GOAL OF THE EXERCISE: Would you reproduce all of the entries exactly?

——————

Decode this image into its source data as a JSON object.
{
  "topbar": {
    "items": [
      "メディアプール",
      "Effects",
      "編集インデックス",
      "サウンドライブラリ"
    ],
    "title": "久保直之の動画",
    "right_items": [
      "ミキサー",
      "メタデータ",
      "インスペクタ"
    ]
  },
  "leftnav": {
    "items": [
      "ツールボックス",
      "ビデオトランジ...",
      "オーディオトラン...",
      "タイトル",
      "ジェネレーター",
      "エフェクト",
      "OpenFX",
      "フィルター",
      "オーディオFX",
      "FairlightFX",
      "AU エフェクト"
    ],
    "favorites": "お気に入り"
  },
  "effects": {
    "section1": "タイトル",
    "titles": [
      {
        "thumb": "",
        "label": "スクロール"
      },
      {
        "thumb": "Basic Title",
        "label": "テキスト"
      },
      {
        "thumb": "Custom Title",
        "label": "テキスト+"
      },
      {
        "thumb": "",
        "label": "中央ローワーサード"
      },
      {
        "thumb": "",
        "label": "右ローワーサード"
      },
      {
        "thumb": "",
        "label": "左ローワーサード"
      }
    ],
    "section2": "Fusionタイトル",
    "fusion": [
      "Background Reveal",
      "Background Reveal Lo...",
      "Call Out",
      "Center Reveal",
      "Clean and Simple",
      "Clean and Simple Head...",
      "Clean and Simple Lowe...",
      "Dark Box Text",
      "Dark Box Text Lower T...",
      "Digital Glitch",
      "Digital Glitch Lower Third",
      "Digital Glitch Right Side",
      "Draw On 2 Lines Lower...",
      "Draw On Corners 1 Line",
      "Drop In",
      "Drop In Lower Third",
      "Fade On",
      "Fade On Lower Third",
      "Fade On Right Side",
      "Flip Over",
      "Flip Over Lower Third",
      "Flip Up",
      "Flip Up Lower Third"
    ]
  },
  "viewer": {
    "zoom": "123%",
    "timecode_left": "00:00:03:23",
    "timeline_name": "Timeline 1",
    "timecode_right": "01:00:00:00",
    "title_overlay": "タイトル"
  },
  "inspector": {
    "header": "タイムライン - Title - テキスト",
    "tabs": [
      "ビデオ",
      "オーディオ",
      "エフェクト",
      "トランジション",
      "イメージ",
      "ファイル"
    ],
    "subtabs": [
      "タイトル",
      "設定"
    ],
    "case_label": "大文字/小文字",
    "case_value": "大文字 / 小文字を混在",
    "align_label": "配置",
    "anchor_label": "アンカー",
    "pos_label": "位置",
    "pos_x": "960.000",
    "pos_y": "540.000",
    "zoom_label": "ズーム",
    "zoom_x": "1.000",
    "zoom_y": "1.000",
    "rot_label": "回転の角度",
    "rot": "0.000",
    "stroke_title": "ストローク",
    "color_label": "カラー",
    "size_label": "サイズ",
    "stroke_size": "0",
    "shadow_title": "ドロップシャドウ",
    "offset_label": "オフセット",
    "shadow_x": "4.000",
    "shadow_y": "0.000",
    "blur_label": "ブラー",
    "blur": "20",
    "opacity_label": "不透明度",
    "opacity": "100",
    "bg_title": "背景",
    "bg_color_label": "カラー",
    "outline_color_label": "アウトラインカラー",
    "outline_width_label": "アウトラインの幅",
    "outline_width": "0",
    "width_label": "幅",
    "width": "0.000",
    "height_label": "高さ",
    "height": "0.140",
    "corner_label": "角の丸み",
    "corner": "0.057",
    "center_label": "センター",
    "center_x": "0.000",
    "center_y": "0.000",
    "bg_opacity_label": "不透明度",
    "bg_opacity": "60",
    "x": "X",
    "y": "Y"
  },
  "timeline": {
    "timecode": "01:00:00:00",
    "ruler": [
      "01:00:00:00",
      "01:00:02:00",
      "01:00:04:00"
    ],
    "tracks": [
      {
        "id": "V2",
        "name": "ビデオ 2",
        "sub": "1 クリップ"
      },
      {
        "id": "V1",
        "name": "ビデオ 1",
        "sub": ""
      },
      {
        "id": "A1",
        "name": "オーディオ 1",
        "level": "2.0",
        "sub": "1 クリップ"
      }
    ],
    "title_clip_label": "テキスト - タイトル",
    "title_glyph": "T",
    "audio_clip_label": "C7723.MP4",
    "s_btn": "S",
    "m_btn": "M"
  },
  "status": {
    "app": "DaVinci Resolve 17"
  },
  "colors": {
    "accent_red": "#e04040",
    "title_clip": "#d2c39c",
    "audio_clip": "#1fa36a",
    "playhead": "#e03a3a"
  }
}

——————

OUTPUT FOR THIS TASK:
Decode this image into its source data as a JSON object.
{
  "topbar": {
    "items": [
      "メディアプール",
      "Effects",
      "編集インデックス",
      "サウンドライブラリ"
    ],
    "title": "久保直之の動画",
    "right_items": [
      "ミキサー",
      "メタデータ",
      "インスペクタ"
    ]
  },
  "leftnav": {
    "items": [
      "ツールボックス",
      "ビデオトランジ...",
      "オーディオトラン...",
      "タイトル",
      "ジェネレーター",
      "エフェクト",
      "OpenFX",
      "フィルター",
      "オーディオFX",
      "FairlightFX",
      "AU エフェクト"
    ],
    "favorites": "お気に入り"
  },
  "effects": {
    "section1": "タイトル",
    "titles": [
      {
        "thumb": "",
        "label": "スクロール"
      },
      {
        "thumb": "Basic Title",
        "label": "テキスト"
      },
      {
        "thumb": "Custom Title",
        "label": "テキスト+"
      },
      {
        "thumb": "",
        "label": "中央ローワーサード"
      },
      {
        "thumb": "",
        "label": "右ローワーサード"
      },
      {
        "thumb": "",
        "label": "左ローワーサード"
      }
    ],
    "section2": "Fusionタイトル",
    "fusion": [
      "Background Reveal",
      "Background Reveal Lo...",
      "Call Out",
      "Center Reveal",
      "Clean and Simple",
      "Clean and Simple Head...",
      "Clean and Simple Lowe...",
      "Dark Box Text",
      "Dark Box Text Lower T...",
      "Digital Glitch",
      "Digital Glitch Lower Third",
      "Digital Glitch Right Side",
      "Draw On 2 Lines Lower...",
      "Draw On Corners 1 Line",
      "Drop In",
      "Drop In Lower Third",
      "Fade On",
      "Fade On Lower Third",
      "Fade On Right Side",
      "Flip Over",
      "Flip Over Lower Third",
      "Flip Up",
      "Flip Up Lower Third"
    ]
  },
  "viewer": {
    "zoom": "123%",
    "timecode_left": "00:00:03:23",
    "timeline_name": "Timeline 1",
    "timecode_right": "01:00:00:00",
    "title_overlay": "タイトル"
  },
  "inspector": {
    "header": "タイムライン - Title - テキスト",
    "tabs": [
      "ビデオ",
      "オーディオ",
      "エフェクト",
      "トランジション",
      "イメージ",
      "ファイル"
    ],
    "subtabs": [
      "タイトル",
      "設定"
    ],
    "case_label": "大文字/小文字",
    "case_value": "大文字 / 小文字を混在",
    "align_label": "配置",
    "anchor_label": "アンカー",
    "pos_label": "位置",
    "pos_x": "960.000",
    "pos_y": "540.000",
    "zoom_label": "ズーム",
    "zoom_x": "1.000",
    "zoom_y": "1.000",
    "rot_label": "回転の角度",
    "rot": "0.000",
    "stroke_title": "ストローク",
    "color_label": "カラー",
    "size_label": "サイズ",
    "stroke_size": "0",
    "shadow_title": "ドロップシャドウ",
    "offset_label": "オフセット",
    "shadow_x": "4.000",
    "shadow_y": "0.000",
    "blur_label": "ブラー",
    "blur": "20",
    "opacity_label": "不透明度",
    "opacity": "100",
    "bg_title": "背景",
    "bg_color_label": "カラー",
    "outline_color_label": "アウトラインカラー",
    "outline_width_label": "アウトラインの幅",
    "outline_width": "0",
    "width_label": "幅",
    "width": "0.000",
    "height_label": "高さ",
    "height": "0.140",
    "corner_label": "角の丸み",
    "corner": "0.057",
    "center_label": "センター",
    "center_x": "0.000",
    "center_y": "0.000",
    "bg_opacity_label": "不透明度",
    "bg_opacity": "60",
    "x": "X",
    "y": "Y"
  },
  "timeline": {
    "timecode": "01:00:00:00",
    "ruler": [
      "01:00:00:00",
      "01:00:02:00",
      "01:00:04:00"
    ],
    "tracks": [
      {
        "id": "V2",
        "name": "ビデオ 2",
        "sub": "1 クリップ"
      },
      {
        "id": "V1",
        "name": "ビデオ 1",
        "sub": ""
      },
      {
        "id": "A1",
        "name": "オーディオ 1",
        "level": "2.0",
        "sub": "1 クリップ"
      }
    ],
    "title_clip_label": "テキスト - タイトル",
    "title_glyph": "T",
    "audio_clip_label": "C7723.MP4",
    "s_btn": "S",
    "m_btn": "M"
  },
  "status": {
    "app": "DaVinci Resolve 17"
  },
  "colors": {
    "accent_red": "#e04040",
    "title_clip": "#d2c39c",
    "audio_clip": "#1fa36a",
    "playhead": "#e03a3a"
  }
}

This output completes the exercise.